Write out all the records exactly, and keep any images out.
START Dataset entries
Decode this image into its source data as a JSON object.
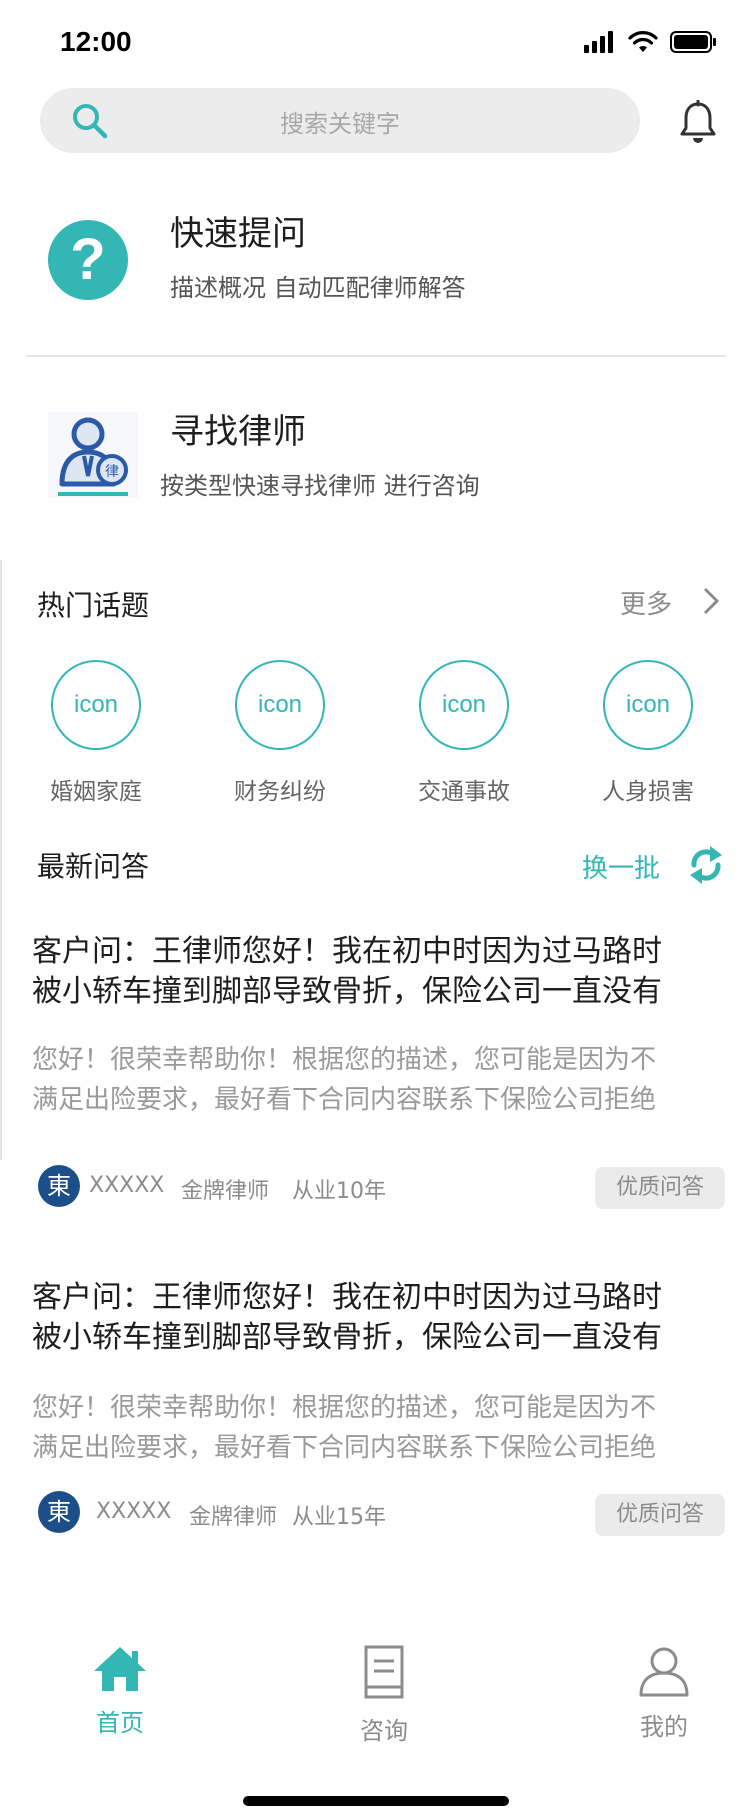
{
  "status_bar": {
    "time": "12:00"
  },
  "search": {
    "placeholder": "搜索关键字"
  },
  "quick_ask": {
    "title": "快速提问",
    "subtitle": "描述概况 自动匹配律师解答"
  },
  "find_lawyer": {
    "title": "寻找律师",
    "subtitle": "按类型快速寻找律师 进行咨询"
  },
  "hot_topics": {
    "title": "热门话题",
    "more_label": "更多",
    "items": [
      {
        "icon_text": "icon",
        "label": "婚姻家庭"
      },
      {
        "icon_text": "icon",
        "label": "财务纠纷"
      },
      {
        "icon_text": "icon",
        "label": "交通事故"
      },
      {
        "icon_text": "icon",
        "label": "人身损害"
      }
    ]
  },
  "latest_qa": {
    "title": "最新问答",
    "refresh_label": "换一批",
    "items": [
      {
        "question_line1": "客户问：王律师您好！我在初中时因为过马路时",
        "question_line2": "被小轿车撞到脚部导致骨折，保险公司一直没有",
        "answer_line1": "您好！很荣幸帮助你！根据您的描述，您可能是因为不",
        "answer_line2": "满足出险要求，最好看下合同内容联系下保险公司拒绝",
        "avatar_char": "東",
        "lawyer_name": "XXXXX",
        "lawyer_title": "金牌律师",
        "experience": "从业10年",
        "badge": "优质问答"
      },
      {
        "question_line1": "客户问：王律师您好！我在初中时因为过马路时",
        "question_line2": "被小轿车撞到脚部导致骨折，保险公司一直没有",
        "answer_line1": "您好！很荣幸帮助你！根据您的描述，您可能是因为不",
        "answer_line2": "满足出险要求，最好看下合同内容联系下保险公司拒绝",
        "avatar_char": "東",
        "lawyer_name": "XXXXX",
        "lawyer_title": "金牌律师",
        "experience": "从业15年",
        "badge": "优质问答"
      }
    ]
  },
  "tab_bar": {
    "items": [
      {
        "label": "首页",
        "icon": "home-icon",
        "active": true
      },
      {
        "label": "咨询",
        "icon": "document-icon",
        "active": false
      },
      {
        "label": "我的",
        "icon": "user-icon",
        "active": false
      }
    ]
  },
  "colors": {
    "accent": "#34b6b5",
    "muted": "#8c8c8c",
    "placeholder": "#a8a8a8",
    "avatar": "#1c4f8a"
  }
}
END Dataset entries
Problem solution —
Decode this image into its source data as a JSON object.
{
  "status_bar": {
    "time": "12:00"
  },
  "search": {
    "placeholder": "搜索关键字"
  },
  "quick_ask": {
    "title": "快速提问",
    "subtitle": "描述概况 自动匹配律师解答"
  },
  "find_lawyer": {
    "title": "寻找律师",
    "subtitle": "按类型快速寻找律师 进行咨询"
  },
  "hot_topics": {
    "title": "热门话题",
    "more_label": "更多",
    "items": [
      {
        "icon_text": "icon",
        "label": "婚姻家庭"
      },
      {
        "icon_text": "icon",
        "label": "财务纠纷"
      },
      {
        "icon_text": "icon",
        "label": "交通事故"
      },
      {
        "icon_text": "icon",
        "label": "人身损害"
      }
    ]
  },
  "latest_qa": {
    "title": "最新问答",
    "refresh_label": "换一批",
    "items": [
      {
        "question_line1": "客户问：王律师您好！我在初中时因为过马路时",
        "question_line2": "被小轿车撞到脚部导致骨折，保险公司一直没有",
        "answer_line1": "您好！很荣幸帮助你！根据您的描述，您可能是因为不",
        "answer_line2": "满足出险要求，最好看下合同内容联系下保险公司拒绝",
        "avatar_char": "東",
        "lawyer_name": "XXXXX",
        "lawyer_title": "金牌律师",
        "experience": "从业10年",
        "badge": "优质问答"
      },
      {
        "question_line1": "客户问：王律师您好！我在初中时因为过马路时",
        "question_line2": "被小轿车撞到脚部导致骨折，保险公司一直没有",
        "answer_line1": "您好！很荣幸帮助你！根据您的描述，您可能是因为不",
        "answer_line2": "满足出险要求，最好看下合同内容联系下保险公司拒绝",
        "avatar_char": "東",
        "lawyer_name": "XXXXX",
        "lawyer_title": "金牌律师",
        "experience": "从业15年",
        "badge": "优质问答"
      }
    ]
  },
  "tab_bar": {
    "items": [
      {
        "label": "首页",
        "icon": "home-icon",
        "active": true
      },
      {
        "label": "咨询",
        "icon": "document-icon",
        "active": false
      },
      {
        "label": "我的",
        "icon": "user-icon",
        "active": false
      }
    ]
  },
  "colors": {
    "accent": "#34b6b5",
    "muted": "#8c8c8c",
    "placeholder": "#a8a8a8",
    "avatar": "#1c4f8a"
  }
}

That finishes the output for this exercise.